Millions of Canadian make RRSP contributions each year for the sole purpose of getting a big tax refund cheque each spring. If this is your only reason for investing in RRSPs, there may be situations where making RRSP contribution isn't your best option.
With the arrival of the Tax-Free Savings Account (TFSA) in January 2009, Canadians now have a viable alternative to RRSPs when saving for their retirement. Simply put, the TFSA is the mirror-image to an RRSP - you don't get an upfront refund, but all your future withdrawals are 100% tax free.
According to recent news reports, seniors in Canada get bilked out of as much as $300 million every year. It is estimated that as many as one in five seniors have lost money to fraudsters and most don't report it.
Julia wants to make sure that her estate passes to her heirs with as little hassle and cost as possible when she dies. She knows she needs a will and decides to buy a do-it-yourself will kit. When she opened it, she soon discovered some serious shortcomings.
Don, 65, and Marie, 63, are about to retire. They have accumulated about $500,000 in their RRSPs and own their home, free and clear. They want to leave as much as possible to their two children. Don and Marie realize that the value of their home should pass tax-free to their children and know their RSPs will be fully taxable at that time.

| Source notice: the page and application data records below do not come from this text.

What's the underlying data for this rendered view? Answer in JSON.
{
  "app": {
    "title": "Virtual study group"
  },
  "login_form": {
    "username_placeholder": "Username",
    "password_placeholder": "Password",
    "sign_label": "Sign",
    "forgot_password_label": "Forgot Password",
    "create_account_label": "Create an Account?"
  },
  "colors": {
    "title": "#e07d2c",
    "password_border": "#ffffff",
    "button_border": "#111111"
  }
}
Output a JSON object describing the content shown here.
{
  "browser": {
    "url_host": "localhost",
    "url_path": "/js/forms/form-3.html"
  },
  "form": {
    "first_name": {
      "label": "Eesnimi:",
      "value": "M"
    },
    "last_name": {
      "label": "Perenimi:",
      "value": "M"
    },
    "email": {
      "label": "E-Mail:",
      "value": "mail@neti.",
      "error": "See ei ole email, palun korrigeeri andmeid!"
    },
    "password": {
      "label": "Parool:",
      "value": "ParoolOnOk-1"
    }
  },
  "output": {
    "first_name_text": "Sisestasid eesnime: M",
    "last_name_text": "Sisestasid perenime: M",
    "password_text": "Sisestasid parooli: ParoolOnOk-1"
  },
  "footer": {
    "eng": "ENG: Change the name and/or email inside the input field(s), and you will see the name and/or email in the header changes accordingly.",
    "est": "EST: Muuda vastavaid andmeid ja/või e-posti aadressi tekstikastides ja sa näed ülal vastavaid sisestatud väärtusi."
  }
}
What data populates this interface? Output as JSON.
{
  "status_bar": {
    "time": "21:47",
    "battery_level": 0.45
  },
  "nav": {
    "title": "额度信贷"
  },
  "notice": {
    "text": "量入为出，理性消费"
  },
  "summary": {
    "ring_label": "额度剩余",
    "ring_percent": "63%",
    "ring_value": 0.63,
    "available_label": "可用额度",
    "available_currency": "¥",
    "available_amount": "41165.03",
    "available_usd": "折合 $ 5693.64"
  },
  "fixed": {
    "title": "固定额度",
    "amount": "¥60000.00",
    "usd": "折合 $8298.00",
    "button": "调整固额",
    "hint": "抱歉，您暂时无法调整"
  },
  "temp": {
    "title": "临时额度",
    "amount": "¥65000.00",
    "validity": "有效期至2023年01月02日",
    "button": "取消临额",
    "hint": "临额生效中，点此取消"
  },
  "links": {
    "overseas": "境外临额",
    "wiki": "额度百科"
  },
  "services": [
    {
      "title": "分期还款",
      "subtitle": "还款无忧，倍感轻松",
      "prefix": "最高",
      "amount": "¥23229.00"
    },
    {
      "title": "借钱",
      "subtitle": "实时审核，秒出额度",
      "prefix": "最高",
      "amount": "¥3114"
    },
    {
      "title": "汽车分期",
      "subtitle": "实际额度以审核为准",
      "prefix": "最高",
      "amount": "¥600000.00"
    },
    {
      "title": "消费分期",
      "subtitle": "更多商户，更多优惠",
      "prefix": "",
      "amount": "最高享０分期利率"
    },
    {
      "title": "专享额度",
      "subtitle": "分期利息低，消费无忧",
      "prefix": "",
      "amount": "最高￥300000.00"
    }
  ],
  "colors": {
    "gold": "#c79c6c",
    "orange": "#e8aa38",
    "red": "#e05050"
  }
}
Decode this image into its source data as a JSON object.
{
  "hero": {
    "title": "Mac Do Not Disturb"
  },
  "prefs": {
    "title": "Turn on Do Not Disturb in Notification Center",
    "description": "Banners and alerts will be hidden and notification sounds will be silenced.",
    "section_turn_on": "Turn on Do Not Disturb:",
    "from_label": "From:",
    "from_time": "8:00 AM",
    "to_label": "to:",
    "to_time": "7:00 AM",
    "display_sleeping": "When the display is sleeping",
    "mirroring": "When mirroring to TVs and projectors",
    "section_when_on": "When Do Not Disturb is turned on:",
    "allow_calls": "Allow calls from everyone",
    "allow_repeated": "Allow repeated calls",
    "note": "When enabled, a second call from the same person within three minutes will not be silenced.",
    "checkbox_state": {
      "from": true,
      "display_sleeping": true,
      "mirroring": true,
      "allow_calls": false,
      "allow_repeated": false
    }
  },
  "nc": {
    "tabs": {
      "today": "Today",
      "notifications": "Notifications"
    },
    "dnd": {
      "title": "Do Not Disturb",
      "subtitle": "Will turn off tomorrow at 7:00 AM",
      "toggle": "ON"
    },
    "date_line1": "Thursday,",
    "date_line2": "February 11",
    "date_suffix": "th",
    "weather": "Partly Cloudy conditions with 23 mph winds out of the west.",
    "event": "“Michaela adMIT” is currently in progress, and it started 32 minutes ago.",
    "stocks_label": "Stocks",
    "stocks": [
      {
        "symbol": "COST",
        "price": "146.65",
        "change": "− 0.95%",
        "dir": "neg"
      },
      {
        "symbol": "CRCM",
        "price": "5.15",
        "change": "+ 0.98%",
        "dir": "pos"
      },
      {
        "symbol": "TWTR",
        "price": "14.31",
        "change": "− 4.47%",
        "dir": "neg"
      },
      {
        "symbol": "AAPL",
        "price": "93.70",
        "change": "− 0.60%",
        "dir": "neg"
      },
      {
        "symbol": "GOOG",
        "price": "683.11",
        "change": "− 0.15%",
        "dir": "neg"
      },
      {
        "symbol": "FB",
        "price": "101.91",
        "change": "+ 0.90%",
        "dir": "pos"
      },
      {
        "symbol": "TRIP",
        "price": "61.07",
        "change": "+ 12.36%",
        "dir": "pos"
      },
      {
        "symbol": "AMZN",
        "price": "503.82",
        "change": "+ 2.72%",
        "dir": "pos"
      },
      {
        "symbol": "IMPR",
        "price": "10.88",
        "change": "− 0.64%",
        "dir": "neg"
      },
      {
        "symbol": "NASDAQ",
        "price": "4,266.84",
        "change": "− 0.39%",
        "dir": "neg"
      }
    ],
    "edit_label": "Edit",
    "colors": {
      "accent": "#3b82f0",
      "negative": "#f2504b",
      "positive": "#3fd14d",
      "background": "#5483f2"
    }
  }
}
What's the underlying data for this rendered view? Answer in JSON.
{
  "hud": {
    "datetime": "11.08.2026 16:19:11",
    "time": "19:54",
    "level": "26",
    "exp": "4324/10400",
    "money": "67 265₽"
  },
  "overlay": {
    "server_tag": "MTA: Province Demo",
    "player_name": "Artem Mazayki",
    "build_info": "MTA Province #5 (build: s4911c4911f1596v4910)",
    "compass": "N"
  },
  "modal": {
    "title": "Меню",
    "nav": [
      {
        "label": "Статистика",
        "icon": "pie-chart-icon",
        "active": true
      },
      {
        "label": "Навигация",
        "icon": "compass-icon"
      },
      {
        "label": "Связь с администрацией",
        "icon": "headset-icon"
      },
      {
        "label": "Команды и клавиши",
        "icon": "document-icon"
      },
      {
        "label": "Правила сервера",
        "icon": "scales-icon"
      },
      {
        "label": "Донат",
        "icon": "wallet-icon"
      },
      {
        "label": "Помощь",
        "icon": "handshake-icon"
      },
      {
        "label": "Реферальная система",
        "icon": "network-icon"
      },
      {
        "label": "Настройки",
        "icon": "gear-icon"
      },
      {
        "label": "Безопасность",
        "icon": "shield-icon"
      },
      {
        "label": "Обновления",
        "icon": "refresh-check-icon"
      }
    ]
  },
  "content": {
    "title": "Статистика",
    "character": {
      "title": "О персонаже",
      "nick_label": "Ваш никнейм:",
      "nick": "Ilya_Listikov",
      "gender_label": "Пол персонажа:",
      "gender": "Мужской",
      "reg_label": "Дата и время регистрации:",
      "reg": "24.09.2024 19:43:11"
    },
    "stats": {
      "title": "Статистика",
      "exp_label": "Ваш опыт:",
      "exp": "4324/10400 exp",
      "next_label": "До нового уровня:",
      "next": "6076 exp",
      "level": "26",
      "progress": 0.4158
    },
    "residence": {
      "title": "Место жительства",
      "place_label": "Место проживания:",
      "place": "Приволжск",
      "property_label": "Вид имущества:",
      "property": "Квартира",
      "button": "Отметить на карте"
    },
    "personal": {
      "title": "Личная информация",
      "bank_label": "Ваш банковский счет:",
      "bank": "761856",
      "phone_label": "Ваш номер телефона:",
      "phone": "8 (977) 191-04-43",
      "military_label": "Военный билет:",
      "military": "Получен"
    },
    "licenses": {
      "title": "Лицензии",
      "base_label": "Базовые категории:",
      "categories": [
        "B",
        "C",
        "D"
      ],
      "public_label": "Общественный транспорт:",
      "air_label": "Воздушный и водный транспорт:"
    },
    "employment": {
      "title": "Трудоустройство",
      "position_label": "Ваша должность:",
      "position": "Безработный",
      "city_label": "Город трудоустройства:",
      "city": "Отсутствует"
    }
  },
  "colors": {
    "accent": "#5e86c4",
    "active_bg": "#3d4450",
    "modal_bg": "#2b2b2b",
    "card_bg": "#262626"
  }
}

A recent TD Canada Trust survey found that 10% of Canadians are considering the purchase of a condominium for their adult children. This is up from 5% just a year earlier and certainly reflects drastically increasing housing costs over the past decade.
College and university are more important than ever before.
Generally, two out of every three new jobs require some form of post-secondary education. According to the 2006 Census, Canadians with a university degree earned an average annual salary of $56,048 compared to $37,403 for Canadians with a high school diploma.
Yet the cost of a post-secondary education keeps growing.